Investigations into bacterial causes of disease in swine with emphasis on airborne pathogens
AuthorWatt, Anne Elizabeth
Document TypePhD thesis
Access StatusThis item is embargoed and will be available on 2020-12-12. This item is currently available to University of Melbourne staff and students only, login required.
© 2018 Dr. Anne Elizabeth Watt
Pig farming is a major agricultural production system globally. Over the years, many aspects of pig farming have been investigated. However, controlling infectious diseases remains an area of ongoing research, with new technologies allowing the development of improved management strategies and vaccines. The family Pasteurellaceae is mainly composed of commensal species, but includes notable pathogens of livestock. The species of major concern in pigs include Actinobacillus pleuropneumoniae and Glaesserella parasuis. Although publication of the genomes of both species has advanced understanding of their virulence existing vaccines for these pathogens have limited efficacy. Therefore, control of A. pleuropneumoniae and G. parasuis currently relies heavily on farm management. The studies in this thesis sought to develop novel non-invasive methods for detecting A. pleuropneumoniae on farms. The Coriolis µ air sampler, with a qPCR designed for the detection of the apxIV gene, which is specific for A. pleuropneumoniae, were used for this purpose. Application of the assay on two commercial farms revealed that one farm had circulating levels of A. pleuropneumoniae in houses containing pigs aged between 8 and 21. This method could be used for the detection of A. pleuropneumoniae in clinically healthy populations. A novel member of the Pasteurellaceae family isolated from pigs with severe respiratory infections was characterised at the pathological, biochemical, genomic and phylogenetic levels. This bacterium was identified as a member of the genus Glaesserella, and found to be most closely related to Glaesserella parasuis. Analysis of the predicted proteins encoded by its genome showed that it had a mosaic structure, with 60% of the coding sequences sharing closest identity with G. parasuis, while 20% had closest identity with other members of Pasteurellaceae and 20% were related to proteins encoded by other bacterial genomes. A gene homologous to A. pleuropneumoniae apxIII was identified in the genome of this new species and is proposed to have been acquired by horizontal gene transfer. The isolation and identification of this novel Glaesserella species highlights the need for large scale epidemiological studies to understand the impact of this pathogen on pig health. Genome analysis of this organism identified other putative virulence factors, leading to studying its pathogenicity. As many pathogenic species in the Pasteurellaceae family have been explored using mouse models, one was sought for this novel pathogen. The organism was compared to A. pleuropneumoniae in BALB/c mice inoculated either intraperitoneally or intranasally. While no bacteria were recovered from the infected mice, intranasal inoculation resulted in formation of significant lung lesions, and intranasal and intraperitoneal inoculation resulted in significantly increased levels of cytokines in the lungs. These experiments demonstrated that the pathological response to infection with the novel Glaesserella sp. significantly differed from that seen with A. pleuropneumoniae and suggest that the mouse model is a promising method for studying this organism. Finally, assays were developed to detect changes in the dependence of A. pleuropneumoniae on environmental iron concentrations. Growth in presence or absence of streptonigrin and 2,2′dipyridyl was measured by monitoring the optical density of the cultures over time. There was a clear and consistent difference in growth rate between groups, allowing the differentiation of a clone’s ability to grow under iron restricted conditions. These assays were designed to help assist with the identification of a live attenuated vaccine candidate with an impaired iron uptake capacity. The studies in this thesis further understanding of respiratory disease caused by members of the family Pasteurellaceae and highlight areas needing further research.

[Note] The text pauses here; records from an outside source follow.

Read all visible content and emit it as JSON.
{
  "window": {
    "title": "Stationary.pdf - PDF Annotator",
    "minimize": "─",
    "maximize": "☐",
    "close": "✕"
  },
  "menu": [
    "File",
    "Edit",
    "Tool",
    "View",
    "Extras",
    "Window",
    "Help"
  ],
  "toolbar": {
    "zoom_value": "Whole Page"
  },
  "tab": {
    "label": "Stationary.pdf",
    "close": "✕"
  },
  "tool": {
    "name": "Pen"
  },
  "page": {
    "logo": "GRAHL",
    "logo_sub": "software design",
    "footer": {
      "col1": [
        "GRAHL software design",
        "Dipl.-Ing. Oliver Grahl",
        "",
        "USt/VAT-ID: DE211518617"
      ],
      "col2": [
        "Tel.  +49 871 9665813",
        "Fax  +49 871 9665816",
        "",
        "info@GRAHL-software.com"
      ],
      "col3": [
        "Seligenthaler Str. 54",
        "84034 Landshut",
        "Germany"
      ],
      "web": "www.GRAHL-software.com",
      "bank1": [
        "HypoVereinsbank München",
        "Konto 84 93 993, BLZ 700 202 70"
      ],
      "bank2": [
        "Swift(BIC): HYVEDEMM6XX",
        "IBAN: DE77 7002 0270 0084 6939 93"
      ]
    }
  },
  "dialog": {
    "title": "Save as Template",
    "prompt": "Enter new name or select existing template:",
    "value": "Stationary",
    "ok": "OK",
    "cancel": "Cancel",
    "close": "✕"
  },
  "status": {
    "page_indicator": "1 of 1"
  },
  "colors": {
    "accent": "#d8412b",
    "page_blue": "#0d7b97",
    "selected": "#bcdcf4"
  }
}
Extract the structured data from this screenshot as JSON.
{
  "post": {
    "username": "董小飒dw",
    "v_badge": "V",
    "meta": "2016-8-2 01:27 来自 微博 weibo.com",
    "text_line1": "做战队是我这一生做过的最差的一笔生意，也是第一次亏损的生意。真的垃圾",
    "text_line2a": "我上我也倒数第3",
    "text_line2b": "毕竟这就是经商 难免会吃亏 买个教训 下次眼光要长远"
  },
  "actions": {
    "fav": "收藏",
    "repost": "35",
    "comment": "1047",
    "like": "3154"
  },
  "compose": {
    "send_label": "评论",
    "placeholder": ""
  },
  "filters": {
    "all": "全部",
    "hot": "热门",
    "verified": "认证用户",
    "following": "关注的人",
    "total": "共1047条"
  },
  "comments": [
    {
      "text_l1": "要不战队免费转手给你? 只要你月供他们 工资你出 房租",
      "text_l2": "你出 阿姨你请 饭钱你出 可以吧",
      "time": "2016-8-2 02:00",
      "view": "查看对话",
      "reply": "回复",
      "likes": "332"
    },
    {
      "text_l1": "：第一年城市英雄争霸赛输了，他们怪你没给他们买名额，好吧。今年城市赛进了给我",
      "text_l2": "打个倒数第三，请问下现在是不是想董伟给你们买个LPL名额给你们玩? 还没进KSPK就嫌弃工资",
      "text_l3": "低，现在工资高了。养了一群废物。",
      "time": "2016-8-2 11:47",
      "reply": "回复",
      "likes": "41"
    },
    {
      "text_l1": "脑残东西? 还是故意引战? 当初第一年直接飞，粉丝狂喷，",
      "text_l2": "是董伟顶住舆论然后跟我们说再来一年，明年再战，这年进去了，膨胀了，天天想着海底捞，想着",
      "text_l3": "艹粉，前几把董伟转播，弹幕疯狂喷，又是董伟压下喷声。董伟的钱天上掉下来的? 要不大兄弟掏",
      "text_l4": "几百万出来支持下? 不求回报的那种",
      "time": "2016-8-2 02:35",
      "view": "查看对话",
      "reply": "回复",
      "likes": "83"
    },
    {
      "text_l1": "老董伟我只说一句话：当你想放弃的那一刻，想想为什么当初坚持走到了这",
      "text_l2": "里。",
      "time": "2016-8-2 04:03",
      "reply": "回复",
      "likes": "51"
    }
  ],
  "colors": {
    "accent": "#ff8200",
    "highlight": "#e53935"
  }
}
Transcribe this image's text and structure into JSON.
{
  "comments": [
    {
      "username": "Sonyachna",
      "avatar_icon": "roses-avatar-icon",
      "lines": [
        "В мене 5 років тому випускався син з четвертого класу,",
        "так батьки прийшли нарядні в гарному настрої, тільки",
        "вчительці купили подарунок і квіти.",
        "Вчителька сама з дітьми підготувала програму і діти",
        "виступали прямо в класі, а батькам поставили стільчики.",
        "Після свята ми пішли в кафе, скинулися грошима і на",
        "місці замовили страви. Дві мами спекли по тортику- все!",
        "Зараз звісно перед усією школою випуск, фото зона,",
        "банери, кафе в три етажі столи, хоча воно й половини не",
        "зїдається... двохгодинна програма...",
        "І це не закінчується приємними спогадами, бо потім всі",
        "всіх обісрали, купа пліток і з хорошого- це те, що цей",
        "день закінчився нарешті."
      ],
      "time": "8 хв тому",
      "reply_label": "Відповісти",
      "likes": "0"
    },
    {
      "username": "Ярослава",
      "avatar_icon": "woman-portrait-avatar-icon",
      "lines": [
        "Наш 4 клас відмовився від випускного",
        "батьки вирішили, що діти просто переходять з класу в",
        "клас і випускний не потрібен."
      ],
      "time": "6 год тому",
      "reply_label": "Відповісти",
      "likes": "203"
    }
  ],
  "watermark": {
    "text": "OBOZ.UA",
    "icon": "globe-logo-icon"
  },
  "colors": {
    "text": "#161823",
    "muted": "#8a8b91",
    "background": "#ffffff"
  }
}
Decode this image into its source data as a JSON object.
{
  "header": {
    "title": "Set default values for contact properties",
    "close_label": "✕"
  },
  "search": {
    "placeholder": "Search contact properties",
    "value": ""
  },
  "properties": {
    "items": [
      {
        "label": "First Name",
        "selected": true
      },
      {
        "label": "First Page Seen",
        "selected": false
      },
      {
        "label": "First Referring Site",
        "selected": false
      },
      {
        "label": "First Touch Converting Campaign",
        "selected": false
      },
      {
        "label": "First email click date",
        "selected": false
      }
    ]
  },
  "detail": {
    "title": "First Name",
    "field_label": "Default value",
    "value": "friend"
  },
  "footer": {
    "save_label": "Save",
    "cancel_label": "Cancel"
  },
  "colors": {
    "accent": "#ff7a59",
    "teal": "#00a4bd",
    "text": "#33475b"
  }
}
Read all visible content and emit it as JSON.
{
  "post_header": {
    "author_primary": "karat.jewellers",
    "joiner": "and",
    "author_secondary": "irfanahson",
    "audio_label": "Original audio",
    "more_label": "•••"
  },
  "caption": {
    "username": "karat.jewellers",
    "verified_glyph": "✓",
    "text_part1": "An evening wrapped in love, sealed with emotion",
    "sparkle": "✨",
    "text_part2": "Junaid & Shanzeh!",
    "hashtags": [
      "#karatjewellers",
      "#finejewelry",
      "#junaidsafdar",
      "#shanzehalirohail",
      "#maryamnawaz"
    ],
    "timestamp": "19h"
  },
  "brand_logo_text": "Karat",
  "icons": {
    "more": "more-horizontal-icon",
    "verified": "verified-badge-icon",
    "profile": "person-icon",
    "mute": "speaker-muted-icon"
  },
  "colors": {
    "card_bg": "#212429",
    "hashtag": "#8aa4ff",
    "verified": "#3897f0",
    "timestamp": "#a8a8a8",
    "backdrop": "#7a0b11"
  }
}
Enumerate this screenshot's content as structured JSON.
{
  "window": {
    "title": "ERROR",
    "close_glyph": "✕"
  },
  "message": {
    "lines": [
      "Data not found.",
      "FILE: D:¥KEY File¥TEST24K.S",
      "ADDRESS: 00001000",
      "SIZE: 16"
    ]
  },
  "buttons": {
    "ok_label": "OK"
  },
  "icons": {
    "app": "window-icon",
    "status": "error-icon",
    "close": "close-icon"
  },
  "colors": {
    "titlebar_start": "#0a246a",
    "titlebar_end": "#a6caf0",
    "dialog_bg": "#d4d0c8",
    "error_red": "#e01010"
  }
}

KeywordsPasteurellaceae; whole genome sequencing
- Click on "Export Reference in RIS Format" and choose "open with... Endnote".
- Click on "Export Reference in RIS Format". Login to Refworks, go to References => Import References